**Exercise details**
Reading the listing below, restate each entry exactly as written.

**Records to use**
'''
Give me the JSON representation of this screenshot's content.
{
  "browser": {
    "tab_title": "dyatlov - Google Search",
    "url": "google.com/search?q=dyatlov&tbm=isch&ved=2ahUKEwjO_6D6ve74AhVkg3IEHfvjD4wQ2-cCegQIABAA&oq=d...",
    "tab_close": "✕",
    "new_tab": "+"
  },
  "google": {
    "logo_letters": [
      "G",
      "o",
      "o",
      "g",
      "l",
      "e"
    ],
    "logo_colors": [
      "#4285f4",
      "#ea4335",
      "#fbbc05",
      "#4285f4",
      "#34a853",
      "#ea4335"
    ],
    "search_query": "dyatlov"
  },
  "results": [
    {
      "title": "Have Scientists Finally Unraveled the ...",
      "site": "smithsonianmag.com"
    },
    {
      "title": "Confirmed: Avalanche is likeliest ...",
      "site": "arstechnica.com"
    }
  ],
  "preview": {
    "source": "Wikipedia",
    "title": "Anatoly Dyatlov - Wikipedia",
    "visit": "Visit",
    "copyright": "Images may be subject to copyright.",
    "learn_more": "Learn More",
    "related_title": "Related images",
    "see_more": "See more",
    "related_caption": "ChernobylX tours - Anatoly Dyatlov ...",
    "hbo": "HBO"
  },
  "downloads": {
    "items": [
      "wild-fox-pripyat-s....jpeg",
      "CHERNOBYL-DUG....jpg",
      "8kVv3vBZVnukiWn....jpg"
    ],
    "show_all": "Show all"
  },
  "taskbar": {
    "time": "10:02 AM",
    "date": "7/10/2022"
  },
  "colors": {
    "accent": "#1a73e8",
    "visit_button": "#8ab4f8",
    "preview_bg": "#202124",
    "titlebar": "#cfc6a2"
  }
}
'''
**Completed task**
Give me the JSON representation of this screenshot's content.
{
  "browser": {
    "tab_title": "dyatlov - Google Search",
    "url": "google.com/search?q=dyatlov&tbm=isch&ved=2ahUKEwjO_6D6ve74AhVkg3IEHfvjD4wQ2-cCegQIABAA&oq=d...",
    "tab_close": "✕",
    "new_tab": "+"
  },
  "google": {
    "logo_letters": [
      "G",
      "o",
      "o",
      "g",
      "l",
      "e"
    ],
    "logo_colors": [
      "#4285f4",
      "#ea4335",
      "#fbbc05",
      "#4285f4",
      "#34a853",
      "#ea4335"
    ],
    "search_query": "dyatlov"
  },
  "results": [
    {
      "title": "Have Scientists Finally Unraveled the ...",
      "site": "smithsonianmag.com"
    },
    {
      "title": "Confirmed: Avalanche is likeliest ...",
      "site": "arstechnica.com"
    }
  ],
  "preview": {
    "source": "Wikipedia",
    "title": "Anatoly Dyatlov - Wikipedia",
    "visit": "Visit",
    "copyright": "Images may be subject to copyright.",
    "learn_more": "Learn More",
    "related_title": "Related images",
    "see_more": "See more",
    "related_caption": "ChernobylX tours - Anatoly Dyatlov ...",
    "hbo": "HBO"
  },
  "downloads": {
    "items": [
      "wild-fox-pripyat-s....jpeg",
      "CHERNOBYL-DUG....jpg",
      "8kVv3vBZVnukiWn....jpg"
    ],
    "show_all": "Show all"
  },
  "taskbar": {
    "time": "10:02 AM",
    "date": "7/10/2022"
  },
  "colors": {
    "accent": "#1a73e8",
    "visit_button": "#8ab4f8",
    "preview_bg": "#202124",
    "titlebar": "#cfc6a2"
  }
}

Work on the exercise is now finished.